In the early 1990s, a step ahead of city demolition crews, a group of African American artists took over a block of abandoned, condemned, row houses in Houston’s Third Ward. They wanted to start a dialogue on conditions in the neighborhood by bringing attention to this crime-infested area. What they had in mind was a temporary, “drive-by” exhibition; however, “…this old lady…told us, ‘If you want to do something for real…you’ll clean up this place and get these junkies outta here. That’s what you’ll do if you want to do something for real,’” recollects sculptor Jesse Lott.

The artists set in motion an unprecedented model for community renewal and personal transformation. Their venture, named “Project Row Houses,” has created a neighborhood that is no longer a symbol of poverty and hopelessness, but is now an international beacon of strength and imagination.

Andrew Garrison is an independent filmmaker whose documentaries deal with issues of community, culture, and poverty. Garrison is the recipient of fellowships from the Guggenheim and Rockefeller Foundations, the NEA and the American Film Institute.
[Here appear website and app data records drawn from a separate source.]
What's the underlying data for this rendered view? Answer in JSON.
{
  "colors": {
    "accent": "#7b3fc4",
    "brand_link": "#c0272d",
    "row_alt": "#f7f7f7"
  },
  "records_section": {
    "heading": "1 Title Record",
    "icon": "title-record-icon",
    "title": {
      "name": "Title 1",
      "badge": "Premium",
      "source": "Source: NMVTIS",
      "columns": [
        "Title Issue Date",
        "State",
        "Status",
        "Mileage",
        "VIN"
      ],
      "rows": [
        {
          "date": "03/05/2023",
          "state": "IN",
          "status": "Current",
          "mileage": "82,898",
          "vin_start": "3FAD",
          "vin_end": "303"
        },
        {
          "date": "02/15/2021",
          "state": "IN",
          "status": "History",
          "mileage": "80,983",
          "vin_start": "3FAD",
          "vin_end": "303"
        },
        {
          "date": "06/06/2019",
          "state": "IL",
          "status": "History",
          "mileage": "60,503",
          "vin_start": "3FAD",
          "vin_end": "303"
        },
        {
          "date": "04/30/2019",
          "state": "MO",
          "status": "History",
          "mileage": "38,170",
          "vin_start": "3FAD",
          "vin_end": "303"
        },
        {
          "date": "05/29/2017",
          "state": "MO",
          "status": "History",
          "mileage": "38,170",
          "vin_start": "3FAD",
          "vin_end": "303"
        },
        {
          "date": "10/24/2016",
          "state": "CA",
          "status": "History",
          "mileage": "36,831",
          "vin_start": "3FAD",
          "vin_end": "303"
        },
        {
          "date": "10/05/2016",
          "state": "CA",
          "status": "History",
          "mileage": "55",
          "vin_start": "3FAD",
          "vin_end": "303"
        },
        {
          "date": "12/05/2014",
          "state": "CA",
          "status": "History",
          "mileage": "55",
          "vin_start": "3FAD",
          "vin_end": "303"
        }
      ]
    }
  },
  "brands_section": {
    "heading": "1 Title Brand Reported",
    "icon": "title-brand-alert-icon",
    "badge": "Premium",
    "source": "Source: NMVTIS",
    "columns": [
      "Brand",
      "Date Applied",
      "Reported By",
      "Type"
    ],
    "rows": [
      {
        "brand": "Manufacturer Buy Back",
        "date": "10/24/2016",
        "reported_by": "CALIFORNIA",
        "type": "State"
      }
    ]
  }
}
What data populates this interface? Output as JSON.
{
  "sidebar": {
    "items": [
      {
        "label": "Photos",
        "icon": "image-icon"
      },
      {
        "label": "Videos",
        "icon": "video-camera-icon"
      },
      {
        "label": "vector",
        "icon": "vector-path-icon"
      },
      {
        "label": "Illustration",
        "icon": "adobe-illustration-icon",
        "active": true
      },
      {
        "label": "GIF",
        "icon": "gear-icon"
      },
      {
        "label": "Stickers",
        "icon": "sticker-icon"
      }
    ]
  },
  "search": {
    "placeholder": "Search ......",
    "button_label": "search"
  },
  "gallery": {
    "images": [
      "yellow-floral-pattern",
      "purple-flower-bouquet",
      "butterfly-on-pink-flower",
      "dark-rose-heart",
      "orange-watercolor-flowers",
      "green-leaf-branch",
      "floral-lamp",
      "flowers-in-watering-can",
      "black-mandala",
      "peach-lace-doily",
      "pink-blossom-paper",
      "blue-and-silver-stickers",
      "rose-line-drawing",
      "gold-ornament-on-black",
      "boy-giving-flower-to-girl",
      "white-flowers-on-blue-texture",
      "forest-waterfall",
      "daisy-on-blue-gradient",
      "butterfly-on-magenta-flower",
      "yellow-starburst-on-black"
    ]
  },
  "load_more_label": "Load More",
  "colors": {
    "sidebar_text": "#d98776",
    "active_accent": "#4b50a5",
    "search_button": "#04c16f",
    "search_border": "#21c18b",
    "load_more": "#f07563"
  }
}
As a producer/director/editor his films have been broadcast on PBS and screened in international festivals such as Sundance, the New York Film Festival, the International Film Festival Rotterdam, and the Berlin Children’s Film Festival. For over 12 years, Garrison worked with the pioneering documentary film group, Appalshop, in the mountains of eastern Kentucky. Today, he lives in Austin, Texas, where he teaches film production at the University of Texas.



The Southern Circuit, produced by the Southern Arts Federation, provides independent filmmakers with the opportunity to travel to communities across the South, where they screen their films for local audiences and engage in post-screening conversations about their work. Produced without studio backing, many of these films would never be seen on a screen in this area of the country without Southern Circuit. This year, for the first time, there will be an additional short film opening each feature presentation, a selected “Short Circuit.”

The “Short Circuit” that precedes Third Ward TX will be The Language of Limbs: A Documentary of the Agrifolk Art Movement by conceptual artist Eyekiss. In this short film, filmmaker Jonathon Keats discovers the last true folk artists remaining – 50 leyland cypress trees. Watch the drama unfold as these trees, outfitted with easels, paper and pencils, communicate through art...seriously.

Created by the S.C. Arts Commission in 1975, Southern Circuit takes independent filmmakers on a journey into communities across the South. Chosen by a panel of experts for the quality of their work, the filmmakers screen their recent films for local audiences. Produced without studio backing and struggling to secure a distributor, many of these films would never be seen on a screen in this area of the country without the film festival tour. In July 2006, the Southern Arts Federation adopted the Southern Circuit with the intent of fostering the next evolutionary stage of the program.